Rumour says that you are to return to this Country next Summer; whether it is so or not, I cannot tell; I wish however if it is your desire, it may be so; it will give all your friends great pleasure to have you amongst <[. . .]> them, & none more so than myself—In a Political point of view, I think you ought by all means to be here next Fall, when the Election for President & vice President will, it is said certainly be fixed—you have been spoken of, to fill the vacancy occasion’d by the Death of Judge Cushion—Mr Lincoln, the formerly Atty Genl. is however appointed—Some of your friends say, that the intention was to have appointed you, in order, that you might not be in the way at the Fall Election—others of your friends wish you to be entirely disengaged should you return—whilst another story is, that, Mr Lincoln is to hold the Judgship until your return, when it is to be offered to you—these are the reports I hear circulated, and as they relate to you.
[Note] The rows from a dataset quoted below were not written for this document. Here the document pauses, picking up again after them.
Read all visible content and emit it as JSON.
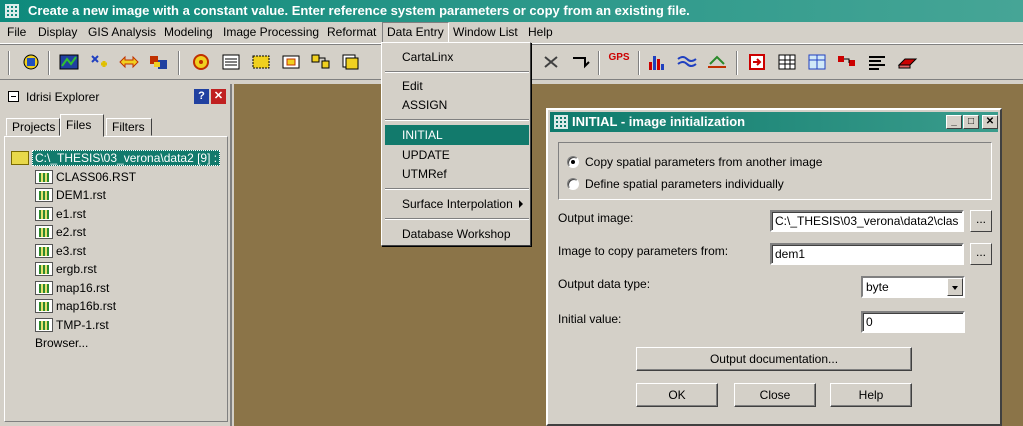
{
  "app_title": "Create a new image with a constant value. Enter reference system parameters or copy from an existing file.",
  "menu": [
    "File",
    "Display",
    "GIS Analysis",
    "Modeling",
    "Image Processing",
    "Reformat",
    "Data Entry",
    "Window List",
    "Help"
  ],
  "explorer": {
    "title": "Idrisi Explorer",
    "help_btn": "?",
    "close_btn": "✕",
    "tabs": [
      "Projects",
      "Files",
      "Filters"
    ],
    "folder": "C:\\_THESIS\\03_verona\\data2 [9] :",
    "files": [
      "CLASS06.RST",
      "DEM1.rst",
      "e1.rst",
      "e2.rst",
      "e3.rst",
      "ergb.rst",
      "map16.rst",
      "map16b.rst",
      "TMP-1.rst"
    ],
    "browser": "Browser..."
  },
  "data_entry_menu": {
    "items": [
      "CartaLinx",
      "Edit",
      "ASSIGN",
      "INITIAL",
      "UPDATE",
      "UTMRef",
      "Surface Interpolation",
      "Database Workshop"
    ],
    "highlighted": "INITIAL"
  },
  "dialog": {
    "title": "INITIAL - image initialization",
    "min_btn": "_",
    "max_btn": "□",
    "close_btn": "✕",
    "radio_copy": "Copy spatial parameters from another image",
    "radio_define": "Define spatial parameters individually",
    "output_image_label": "Output image:",
    "output_image_value": "C:\\_THESIS\\03_verona\\data2\\clas",
    "copy_from_label": "Image to copy parameters from:",
    "copy_from_value": "dem1",
    "data_type_label": "Output data type:",
    "data_type_value": "byte",
    "initial_value_label": "Initial value:",
    "initial_value": "0",
    "doc_button": "Output documentation...",
    "ok_button": "OK",
    "close_button": "Close",
    "help_button": "Help",
    "browse_label": "..."
  },
  "toolbar": {
    "gps_label": "GPS",
    "icons": [
      "open-image-icon",
      "display-launcher-icon",
      "add-layer-icon",
      "swap-icon",
      "composer-icon",
      "symbol-workshop-icon",
      "legend-icon",
      "zoom-window-icon",
      "pan-icon",
      "layer-props-icon",
      "group-icon",
      "clear-icon",
      "pointer-icon",
      "gps-icon",
      "histogram-icon",
      "wave-icon",
      "profile-icon",
      "import-icon",
      "table-icon",
      "grid-icon",
      "flow-icon",
      "list-icon",
      "eraser-icon"
    ]
  }
}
I have thought it but right to communicate them—This is intended by Mr Ervin who is appointed Minister <& Emb> to Denmark & embarks immediately for Copenhagen—you no doubt will receive Dispatches from the Government by him—which will apprize you of every thing going on here.

We are thank Heaven all, as well as usual—I beg you will present my affectionate remembrance, to your Lady & Kitty, and I am my dear Sir / Your afflicted but ever faithful Servt.

Walter Hellen

MHi: Adams Papers.

Index Entries